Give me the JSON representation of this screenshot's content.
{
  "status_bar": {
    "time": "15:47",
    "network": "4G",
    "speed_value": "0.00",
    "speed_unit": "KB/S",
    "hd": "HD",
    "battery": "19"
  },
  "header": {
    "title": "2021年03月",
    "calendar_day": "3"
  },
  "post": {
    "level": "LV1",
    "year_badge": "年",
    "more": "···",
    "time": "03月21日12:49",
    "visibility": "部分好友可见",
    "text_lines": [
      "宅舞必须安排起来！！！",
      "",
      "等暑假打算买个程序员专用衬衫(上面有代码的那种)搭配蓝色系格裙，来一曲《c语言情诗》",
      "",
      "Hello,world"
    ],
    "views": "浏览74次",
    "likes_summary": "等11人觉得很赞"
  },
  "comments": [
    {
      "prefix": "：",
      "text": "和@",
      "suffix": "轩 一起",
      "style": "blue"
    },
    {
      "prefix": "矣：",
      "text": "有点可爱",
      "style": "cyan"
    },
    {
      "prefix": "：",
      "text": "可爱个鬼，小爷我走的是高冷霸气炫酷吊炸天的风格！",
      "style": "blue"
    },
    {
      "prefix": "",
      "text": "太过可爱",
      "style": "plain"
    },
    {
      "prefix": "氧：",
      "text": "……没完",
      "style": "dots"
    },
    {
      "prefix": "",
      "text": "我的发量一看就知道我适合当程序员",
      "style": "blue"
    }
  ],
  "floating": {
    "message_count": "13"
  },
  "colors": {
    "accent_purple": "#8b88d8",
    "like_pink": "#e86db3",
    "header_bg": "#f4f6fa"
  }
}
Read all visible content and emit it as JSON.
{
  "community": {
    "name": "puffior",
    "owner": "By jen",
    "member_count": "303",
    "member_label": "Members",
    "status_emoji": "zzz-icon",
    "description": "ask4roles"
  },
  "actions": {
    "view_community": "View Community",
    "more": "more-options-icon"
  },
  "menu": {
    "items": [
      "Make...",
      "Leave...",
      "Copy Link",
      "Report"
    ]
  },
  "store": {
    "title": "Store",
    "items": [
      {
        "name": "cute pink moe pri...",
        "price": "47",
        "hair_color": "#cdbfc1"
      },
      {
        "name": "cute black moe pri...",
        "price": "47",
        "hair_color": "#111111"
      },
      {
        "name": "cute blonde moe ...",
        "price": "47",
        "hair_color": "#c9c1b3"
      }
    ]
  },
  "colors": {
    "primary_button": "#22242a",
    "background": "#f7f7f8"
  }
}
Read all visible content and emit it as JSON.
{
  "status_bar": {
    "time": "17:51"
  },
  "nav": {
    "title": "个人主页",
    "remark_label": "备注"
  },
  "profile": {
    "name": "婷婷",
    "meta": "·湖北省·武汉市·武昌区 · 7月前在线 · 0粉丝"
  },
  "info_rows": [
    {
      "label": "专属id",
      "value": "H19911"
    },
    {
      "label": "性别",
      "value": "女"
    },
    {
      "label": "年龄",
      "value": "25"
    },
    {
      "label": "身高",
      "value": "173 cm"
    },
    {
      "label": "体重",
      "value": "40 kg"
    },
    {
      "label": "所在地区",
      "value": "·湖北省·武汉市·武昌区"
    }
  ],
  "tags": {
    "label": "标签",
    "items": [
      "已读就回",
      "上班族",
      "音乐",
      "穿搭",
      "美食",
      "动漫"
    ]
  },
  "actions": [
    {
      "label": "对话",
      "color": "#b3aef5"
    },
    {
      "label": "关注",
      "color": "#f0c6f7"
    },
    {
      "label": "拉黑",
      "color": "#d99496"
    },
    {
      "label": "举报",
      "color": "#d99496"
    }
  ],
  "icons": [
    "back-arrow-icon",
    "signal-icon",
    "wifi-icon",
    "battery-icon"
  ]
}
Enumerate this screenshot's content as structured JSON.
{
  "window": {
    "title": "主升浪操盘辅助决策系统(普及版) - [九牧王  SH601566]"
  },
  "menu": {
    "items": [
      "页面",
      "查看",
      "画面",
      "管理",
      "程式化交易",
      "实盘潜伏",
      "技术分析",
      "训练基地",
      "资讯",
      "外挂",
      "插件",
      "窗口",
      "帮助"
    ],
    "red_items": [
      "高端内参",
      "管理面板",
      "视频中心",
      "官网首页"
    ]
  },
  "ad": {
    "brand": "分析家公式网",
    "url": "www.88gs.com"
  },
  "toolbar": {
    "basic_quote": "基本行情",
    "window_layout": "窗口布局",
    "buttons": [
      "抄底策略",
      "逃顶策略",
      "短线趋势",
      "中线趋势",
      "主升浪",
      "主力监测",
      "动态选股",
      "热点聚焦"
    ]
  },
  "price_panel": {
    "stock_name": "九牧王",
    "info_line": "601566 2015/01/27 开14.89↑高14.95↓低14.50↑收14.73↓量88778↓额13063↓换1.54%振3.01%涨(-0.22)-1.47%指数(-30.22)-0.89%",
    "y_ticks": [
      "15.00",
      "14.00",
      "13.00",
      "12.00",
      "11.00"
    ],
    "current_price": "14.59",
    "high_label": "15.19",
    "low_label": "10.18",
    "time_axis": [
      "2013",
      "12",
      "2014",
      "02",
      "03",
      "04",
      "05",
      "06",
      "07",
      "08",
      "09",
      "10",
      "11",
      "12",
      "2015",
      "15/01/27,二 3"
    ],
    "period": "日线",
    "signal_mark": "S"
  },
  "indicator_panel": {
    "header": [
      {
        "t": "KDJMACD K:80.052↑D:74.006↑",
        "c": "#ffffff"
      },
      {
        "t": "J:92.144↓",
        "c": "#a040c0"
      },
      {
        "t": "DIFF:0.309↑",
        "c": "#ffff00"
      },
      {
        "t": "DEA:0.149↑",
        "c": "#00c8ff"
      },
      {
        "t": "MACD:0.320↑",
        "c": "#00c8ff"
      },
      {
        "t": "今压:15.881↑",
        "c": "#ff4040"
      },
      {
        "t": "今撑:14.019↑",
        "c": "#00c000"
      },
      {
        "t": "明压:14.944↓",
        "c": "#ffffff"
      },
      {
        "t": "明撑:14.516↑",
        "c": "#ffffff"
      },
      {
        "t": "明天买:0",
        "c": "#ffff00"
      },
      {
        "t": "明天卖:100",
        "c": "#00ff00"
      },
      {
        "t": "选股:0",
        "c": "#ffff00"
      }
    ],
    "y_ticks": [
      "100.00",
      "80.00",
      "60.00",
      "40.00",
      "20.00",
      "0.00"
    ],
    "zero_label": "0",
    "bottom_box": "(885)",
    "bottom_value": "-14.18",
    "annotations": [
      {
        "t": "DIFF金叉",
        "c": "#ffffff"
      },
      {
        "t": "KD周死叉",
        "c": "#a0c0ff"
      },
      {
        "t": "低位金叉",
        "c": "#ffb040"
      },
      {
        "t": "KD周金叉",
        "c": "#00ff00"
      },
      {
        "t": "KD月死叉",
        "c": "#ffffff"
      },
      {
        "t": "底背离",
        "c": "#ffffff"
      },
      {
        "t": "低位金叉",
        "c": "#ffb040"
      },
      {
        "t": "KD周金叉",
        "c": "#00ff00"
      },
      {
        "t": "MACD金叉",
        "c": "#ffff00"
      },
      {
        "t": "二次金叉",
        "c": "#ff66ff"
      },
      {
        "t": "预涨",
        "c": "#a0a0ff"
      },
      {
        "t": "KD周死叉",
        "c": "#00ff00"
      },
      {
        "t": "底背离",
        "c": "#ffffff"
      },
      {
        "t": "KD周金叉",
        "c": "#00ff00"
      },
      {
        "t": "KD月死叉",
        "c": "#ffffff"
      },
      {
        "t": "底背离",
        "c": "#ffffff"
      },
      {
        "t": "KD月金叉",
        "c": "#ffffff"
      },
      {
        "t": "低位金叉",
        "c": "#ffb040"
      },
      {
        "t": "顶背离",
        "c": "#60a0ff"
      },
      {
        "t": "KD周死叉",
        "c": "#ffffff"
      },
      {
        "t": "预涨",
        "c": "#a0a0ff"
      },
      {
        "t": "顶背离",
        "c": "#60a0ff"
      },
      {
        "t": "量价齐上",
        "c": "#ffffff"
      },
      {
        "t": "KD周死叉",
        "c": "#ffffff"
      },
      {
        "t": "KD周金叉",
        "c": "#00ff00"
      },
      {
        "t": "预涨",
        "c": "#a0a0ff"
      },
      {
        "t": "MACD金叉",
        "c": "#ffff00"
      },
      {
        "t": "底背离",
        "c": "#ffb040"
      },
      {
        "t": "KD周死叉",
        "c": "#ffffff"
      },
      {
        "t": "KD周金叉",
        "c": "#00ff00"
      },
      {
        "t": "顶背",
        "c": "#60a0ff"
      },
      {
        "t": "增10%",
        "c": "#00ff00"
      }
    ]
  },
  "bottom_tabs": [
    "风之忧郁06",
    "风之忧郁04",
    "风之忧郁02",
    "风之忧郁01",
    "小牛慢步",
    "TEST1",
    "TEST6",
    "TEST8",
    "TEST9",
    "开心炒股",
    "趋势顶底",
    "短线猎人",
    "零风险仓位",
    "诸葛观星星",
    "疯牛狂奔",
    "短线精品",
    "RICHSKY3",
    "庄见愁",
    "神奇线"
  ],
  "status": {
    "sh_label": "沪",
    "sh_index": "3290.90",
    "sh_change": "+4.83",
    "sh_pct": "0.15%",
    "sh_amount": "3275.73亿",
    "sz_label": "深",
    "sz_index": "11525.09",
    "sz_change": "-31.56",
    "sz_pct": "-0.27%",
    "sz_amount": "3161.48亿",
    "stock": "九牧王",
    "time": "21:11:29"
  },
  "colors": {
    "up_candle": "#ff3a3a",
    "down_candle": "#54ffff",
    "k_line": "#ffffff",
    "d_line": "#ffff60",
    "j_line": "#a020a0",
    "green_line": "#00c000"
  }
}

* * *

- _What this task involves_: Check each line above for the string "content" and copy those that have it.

- _The completed task_:
Give me the JSON representation of this screenshot's content.
Read all visible content and emit it as JSON.
Read all visible content and emit it as JSON.
Enumerate this screenshot's content as structured JSON.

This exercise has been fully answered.